• _HOW TO COMPLETE THIS TASK_: Copy out all of the records. Keep every word exact.

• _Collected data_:
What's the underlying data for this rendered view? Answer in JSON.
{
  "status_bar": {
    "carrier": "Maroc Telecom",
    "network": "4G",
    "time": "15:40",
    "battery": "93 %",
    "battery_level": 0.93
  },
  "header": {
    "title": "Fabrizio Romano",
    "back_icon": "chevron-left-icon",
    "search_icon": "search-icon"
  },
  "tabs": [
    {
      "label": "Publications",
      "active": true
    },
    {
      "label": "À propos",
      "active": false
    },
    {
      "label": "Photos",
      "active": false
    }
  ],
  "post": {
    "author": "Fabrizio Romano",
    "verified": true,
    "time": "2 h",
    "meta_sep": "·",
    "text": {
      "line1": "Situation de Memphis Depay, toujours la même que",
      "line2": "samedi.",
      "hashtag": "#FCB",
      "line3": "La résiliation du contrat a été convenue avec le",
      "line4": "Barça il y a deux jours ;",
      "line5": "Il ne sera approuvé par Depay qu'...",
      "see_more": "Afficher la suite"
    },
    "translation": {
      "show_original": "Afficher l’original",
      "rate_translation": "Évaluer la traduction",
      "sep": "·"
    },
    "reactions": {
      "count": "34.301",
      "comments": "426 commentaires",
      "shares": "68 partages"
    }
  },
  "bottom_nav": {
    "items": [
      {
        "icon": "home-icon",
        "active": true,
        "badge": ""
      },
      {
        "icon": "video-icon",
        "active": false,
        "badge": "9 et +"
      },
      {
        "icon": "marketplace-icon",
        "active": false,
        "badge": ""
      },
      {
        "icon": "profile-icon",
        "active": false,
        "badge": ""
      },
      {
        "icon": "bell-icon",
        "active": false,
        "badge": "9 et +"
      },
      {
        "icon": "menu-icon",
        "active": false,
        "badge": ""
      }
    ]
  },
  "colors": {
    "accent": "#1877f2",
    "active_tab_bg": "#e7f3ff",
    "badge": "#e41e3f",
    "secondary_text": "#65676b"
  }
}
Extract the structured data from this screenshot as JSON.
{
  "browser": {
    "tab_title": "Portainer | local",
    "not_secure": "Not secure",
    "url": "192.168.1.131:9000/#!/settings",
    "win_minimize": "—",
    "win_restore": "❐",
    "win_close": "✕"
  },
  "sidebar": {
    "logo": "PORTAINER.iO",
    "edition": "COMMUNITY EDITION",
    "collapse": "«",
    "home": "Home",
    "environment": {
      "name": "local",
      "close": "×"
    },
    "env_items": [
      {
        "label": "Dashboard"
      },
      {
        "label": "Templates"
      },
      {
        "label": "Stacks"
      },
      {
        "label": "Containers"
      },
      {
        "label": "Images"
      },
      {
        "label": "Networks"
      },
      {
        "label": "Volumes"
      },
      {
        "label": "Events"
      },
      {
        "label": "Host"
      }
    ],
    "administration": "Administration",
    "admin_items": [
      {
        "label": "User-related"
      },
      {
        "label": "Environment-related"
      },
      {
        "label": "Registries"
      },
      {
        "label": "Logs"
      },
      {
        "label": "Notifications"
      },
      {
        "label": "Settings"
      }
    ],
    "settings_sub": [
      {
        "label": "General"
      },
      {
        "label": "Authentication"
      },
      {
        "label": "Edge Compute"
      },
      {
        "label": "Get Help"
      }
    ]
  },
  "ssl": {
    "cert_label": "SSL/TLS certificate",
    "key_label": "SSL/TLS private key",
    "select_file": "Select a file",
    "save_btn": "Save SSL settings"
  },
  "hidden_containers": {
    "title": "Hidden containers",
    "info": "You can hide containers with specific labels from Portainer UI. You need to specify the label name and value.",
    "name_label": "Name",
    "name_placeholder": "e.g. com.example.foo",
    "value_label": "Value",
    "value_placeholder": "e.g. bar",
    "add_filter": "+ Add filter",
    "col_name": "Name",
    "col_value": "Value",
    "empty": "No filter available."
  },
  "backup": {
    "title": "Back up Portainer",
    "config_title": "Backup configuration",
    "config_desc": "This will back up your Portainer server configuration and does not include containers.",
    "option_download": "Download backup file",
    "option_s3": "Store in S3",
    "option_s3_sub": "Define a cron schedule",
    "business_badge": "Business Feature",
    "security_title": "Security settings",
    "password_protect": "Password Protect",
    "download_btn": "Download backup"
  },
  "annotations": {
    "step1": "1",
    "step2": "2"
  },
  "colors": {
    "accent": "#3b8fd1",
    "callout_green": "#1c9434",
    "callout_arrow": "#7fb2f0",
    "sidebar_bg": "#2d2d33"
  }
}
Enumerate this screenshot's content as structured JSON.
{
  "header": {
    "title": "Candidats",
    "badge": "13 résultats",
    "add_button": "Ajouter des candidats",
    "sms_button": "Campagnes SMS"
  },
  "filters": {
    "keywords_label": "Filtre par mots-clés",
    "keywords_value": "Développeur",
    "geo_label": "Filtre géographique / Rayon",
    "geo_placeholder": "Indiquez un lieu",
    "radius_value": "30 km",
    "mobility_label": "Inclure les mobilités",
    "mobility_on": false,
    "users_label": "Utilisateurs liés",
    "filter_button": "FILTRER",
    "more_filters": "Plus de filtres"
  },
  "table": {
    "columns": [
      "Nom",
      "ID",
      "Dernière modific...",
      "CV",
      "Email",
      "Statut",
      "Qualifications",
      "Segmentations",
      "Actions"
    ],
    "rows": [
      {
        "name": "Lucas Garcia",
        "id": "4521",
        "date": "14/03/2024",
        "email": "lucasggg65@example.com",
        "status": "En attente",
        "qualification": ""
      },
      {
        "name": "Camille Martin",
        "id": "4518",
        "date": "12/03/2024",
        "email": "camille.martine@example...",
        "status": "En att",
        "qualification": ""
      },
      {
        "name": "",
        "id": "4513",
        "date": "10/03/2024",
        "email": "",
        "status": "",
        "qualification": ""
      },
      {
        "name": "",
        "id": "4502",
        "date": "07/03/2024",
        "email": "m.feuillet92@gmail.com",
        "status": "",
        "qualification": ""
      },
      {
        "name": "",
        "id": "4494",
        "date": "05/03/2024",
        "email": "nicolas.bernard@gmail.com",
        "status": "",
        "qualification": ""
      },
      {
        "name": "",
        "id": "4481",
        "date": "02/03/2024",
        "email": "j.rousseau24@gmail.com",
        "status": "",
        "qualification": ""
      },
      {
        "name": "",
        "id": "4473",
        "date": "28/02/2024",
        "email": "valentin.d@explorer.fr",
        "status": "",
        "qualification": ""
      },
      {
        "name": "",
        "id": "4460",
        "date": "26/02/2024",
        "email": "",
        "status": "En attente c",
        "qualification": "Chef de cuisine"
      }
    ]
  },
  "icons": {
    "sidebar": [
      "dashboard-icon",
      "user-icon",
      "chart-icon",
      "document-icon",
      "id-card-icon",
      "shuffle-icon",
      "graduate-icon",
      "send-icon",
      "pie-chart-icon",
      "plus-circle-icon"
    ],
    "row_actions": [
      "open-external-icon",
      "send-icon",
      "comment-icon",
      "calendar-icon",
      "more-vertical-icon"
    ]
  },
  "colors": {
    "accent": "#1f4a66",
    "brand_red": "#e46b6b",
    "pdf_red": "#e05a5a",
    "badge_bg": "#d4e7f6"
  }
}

• _YOUR SOLUTION_:
What's the underlying data for this rendered view? Answer in JSON.
{
  "status_bar": {
    "carrier": "Maroc Telecom",
    "network": "4G",
    "time": "15:40",
    "battery": "93 %",
    "battery_level": 0.93
  },
  "header": {
    "title": "Fabrizio Romano",
    "back_icon": "chevron-left-icon",
    "search_icon": "search-icon"
  },
  "tabs": [
    {
      "label": "Publications",
      "active": true
    },
    {
      "label": "À propos",
      "active": false
    },
    {
      "label": "Photos",
      "active": false
    }
  ],
  "post": {
    "author": "Fabrizio Romano",
    "verified": true,
    "time": "2 h",
    "meta_sep": "·",
    "text": {
      "line1": "Situation de Memphis Depay, toujours la même que",
      "line2": "samedi.",
      "hashtag": "#FCB",
      "line3": "La résiliation du contrat a été convenue avec le",
      "line4": "Barça il y a deux jours ;",
      "line5": "Il ne sera approuvé par Depay qu'...",
      "see_more": "Afficher la suite"
    },
    "translation": {
      "show_original": "Afficher l’original",
      "rate_translation": "Évaluer la traduction",
      "sep": "·"
    },
    "reactions": {
      "count": "34.301",
      "comments": "426 commentaires",
      "shares": "68 partages"
    }
  },
  "bottom_nav": {
    "items": [
      {
        "icon": "home-icon",
        "active": true,
        "badge": ""
      },
      {
        "icon": "video-icon",
        "active": false,
        "badge": "9 et +"
      },
      {
        "icon": "marketplace-icon",
        "active": false,
        "badge": ""
      },
      {
        "icon": "profile-icon",
        "active": false,
        "badge": ""
      },
      {
        "icon": "bell-icon",
        "active": false,
        "badge": "9 et +"
      },
      {
        "icon": "menu-icon",
        "active": false,
        "badge": ""
      }
    ]
  },
  "colors": {
    "accent": "#1877f2",
    "active_tab_bg": "#e7f3ff",
    "badge": "#e41e3f",
    "secondary_text": "#65676b"
  }
}
Extract the structured data from this screenshot as JSON.
{
  "browser": {
    "tab_title": "Portainer | local",
    "not_secure": "Not secure",
    "url": "192.168.1.131:9000/#!/settings",
    "win_minimize": "—",
    "win_restore": "❐",
    "win_close": "✕"
  },
  "sidebar": {
    "logo": "PORTAINER.iO",
    "edition": "COMMUNITY EDITION",
    "collapse": "«",
    "home": "Home",
    "environment": {
      "name": "local",
      "close": "×"
    },
    "env_items": [
      {
        "label": "Dashboard"
      },
      {
        "label": "Templates"
      },
      {
        "label": "Stacks"
      },
      {
        "label": "Containers"
      },
      {
        "label": "Images"
      },
      {
        "label": "Networks"
      },
      {
        "label": "Volumes"
      },
      {
        "label": "Events"
      },
      {
        "label": "Host"
      }
    ],
    "administration": "Administration",
    "admin_items": [
      {
        "label": "User-related"
      },
      {
        "label": "Environment-related"
      },
      {
        "label": "Registries"
      },
      {
        "label": "Logs"
      },
      {
        "label": "Notifications"
      },
      {
        "label": "Settings"
      }
    ],
    "settings_sub": [
      {
        "label": "General"
      },
      {
        "label": "Authentication"
      },
      {
        "label": "Edge Compute"
      },
      {
        "label": "Get Help"
      }
    ]
  },
  "ssl": {
    "cert_label": "SSL/TLS certificate",
    "key_label": "SSL/TLS private key",
    "select_file": "Select a file",
    "save_btn": "Save SSL settings"
  },
  "hidden_containers": {
    "title": "Hidden containers",
    "info": "You can hide containers with specific labels from Portainer UI. You need to specify the label name and value.",
    "name_label": "Name",
    "name_placeholder": "e.g. com.example.foo",
    "value_label": "Value",
    "value_placeholder": "e.g. bar",
    "add_filter": "+ Add filter",
    "col_name": "Name",
    "col_value": "Value",
    "empty": "No filter available."
  },
  "backup": {
    "title": "Back up Portainer",
    "config_title": "Backup configuration",
    "config_desc": "This will back up your Portainer server configuration and does not include containers.",
    "option_download": "Download backup file",
    "option_s3": "Store in S3",
    "option_s3_sub": "Define a cron schedule",
    "business_badge": "Business Feature",
    "security_title": "Security settings",
    "password_protect": "Password Protect",
    "download_btn": "Download backup"
  },
  "annotations": {
    "step1": "1",
    "step2": "2"
  },
  "colors": {
    "accent": "#3b8fd1",
    "callout_green": "#1c9434",
    "callout_arrow": "#7fb2f0",
    "sidebar_bg": "#2d2d33"
  }
}
Enumerate this screenshot's content as structured JSON.
{
  "header": {
    "title": "Candidats",
    "badge": "13 résultats",
    "add_button": "Ajouter des candidats",
    "sms_button": "Campagnes SMS"
  },
  "filters": {
    "keywords_label": "Filtre par mots-clés",
    "keywords_value": "Développeur",
    "geo_label": "Filtre géographique / Rayon",
    "geo_placeholder": "Indiquez un lieu",
    "radius_value": "30 km",
    "mobility_label": "Inclure les mobilités",
    "mobility_on": false,
    "users_label": "Utilisateurs liés",
    "filter_button": "FILTRER",
    "more_filters": "Plus de filtres"
  },
  "table": {
    "columns": [
      "Nom",
      "ID",
      "Dernière modific...",
      "CV",
      "Email",
      "Statut",
      "Qualifications",
      "Segmentations",
      "Actions"
    ],
    "rows": [
      {
        "name": "Lucas Garcia",
        "id": "4521",
        "date": "14/03/2024",
        "email": "lucasggg65@example.com",
        "status": "En attente",
        "qualification": ""
      },
      {
        "name": "Camille Martin",
        "id": "4518",
        "date": "12/03/2024",
        "email": "camille.martine@example...",
        "status": "En att",
        "qualification": ""
      },
      {
        "name": "",
        "id": "4513",
        "date": "10/03/2024",
        "email": "",
        "status": "",
        "qualification": ""
      },
      {
        "name": "",
        "id": "4502",
        "date": "07/03/2024",
        "email": "m.feuillet92@gmail.com",
        "status": "",
        "qualification": ""
      },
      {
        "name": "",
        "id": "4494",
        "date": "05/03/2024",
        "email": "nicolas.bernard@gmail.com",
        "status": "",
        "qualification": ""
      },
      {
        "name": "",
        "id": "4481",
        "date": "02/03/2024",
        "email": "j.rousseau24@gmail.com",
        "status": "",
        "qualification": ""
      },
      {
        "name": "",
        "id": "4473",
        "date": "28/02/2024",
        "email": "valentin.d@explorer.fr",
        "status": "",
        "qualification": ""
      },
      {
        "name": "",
        "id": "4460",
        "date": "26/02/2024",
        "email": "",
        "status": "En attente c",
        "qualification": "Chef de cuisine"
      }
    ]
  },
  "icons": {
    "sidebar": [
      "dashboard-icon",
      "user-icon",
      "chart-icon",
      "document-icon",
      "id-card-icon",
      "shuffle-icon",
      "graduate-icon",
      "send-icon",
      "pie-chart-icon",
      "plus-circle-icon"
    ],
    "row_actions": [
      "open-external-icon",
      "send-icon",
      "comment-icon",
      "calendar-icon",
      "more-vertical-icon"
    ]
  },
  "colors": {
    "accent": "#1f4a66",
    "brand_red": "#e46b6b",
    "pdf_red": "#e05a5a",
    "badge_bg": "#d4e7f6"
  }
}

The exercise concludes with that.